‘The moment has arrived for an ambitious, inclusive strategy to accelerate eliminating cervical cancer as a public health problem.’
‘Elimination is within the reach of all countries. We can all leave behind a great legacy if we seize the opportunities that are within our reach now, so that girls who are born today will live to see a world free of this disease.’
The initiative is fuelled by tremendous solidarity and passion from communities, partners and individuals working towards catalyzing change.’
‘Meeting the following targets by 2030 will place all countries on the path toward elimination, with 90 percent of girls fully vaccinated with the HPV vaccine by 15 years of age.’
Furthermore 70 percent of women will be screened using a high-performance test by age 35 and again by 45, wile 90 percent of women identified with pre-cancer or the disease will receive treatment. Also 90 percent of those with invasive cancer will be managed.’

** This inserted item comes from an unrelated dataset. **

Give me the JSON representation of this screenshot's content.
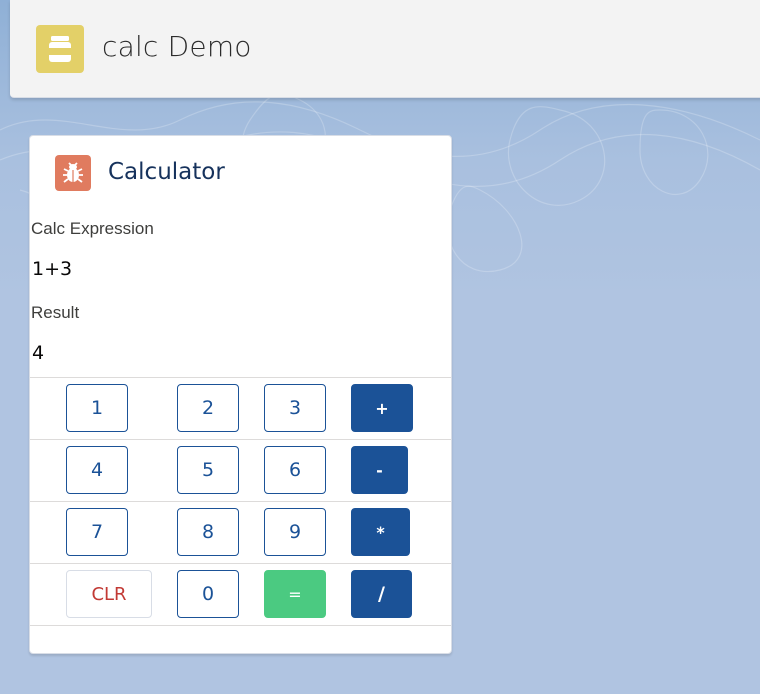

Ultimately ‘investing in the interventions to meet these targets can generate substantial economic and societal returns,’ he noted.
‘An estimated US$ 3.20 will be returned to the economy for every dollar invested through 2050 and beyond, owing to increases in women’s workforce participation.’
‘The figure rises to US$ 26.00 when the benefits of women’s improved health on families, communities and societies are considered.’
Clearly Nigeria, and other developing countries should embrace this policy, replete with unbounded dividends, as well as the bold targets to halt the high mortalities, morbidities and expenditures associated with the disease.
.Ojukwu, a journalist and Fellow Hubert Humphrey program, wrote this treatise, as part of her advocacy for the promotion of quality health care delivery for all citizens as well as the implementation of Sustainable Development Goals (SDGs) in society. Kindly send feedback to [email protected]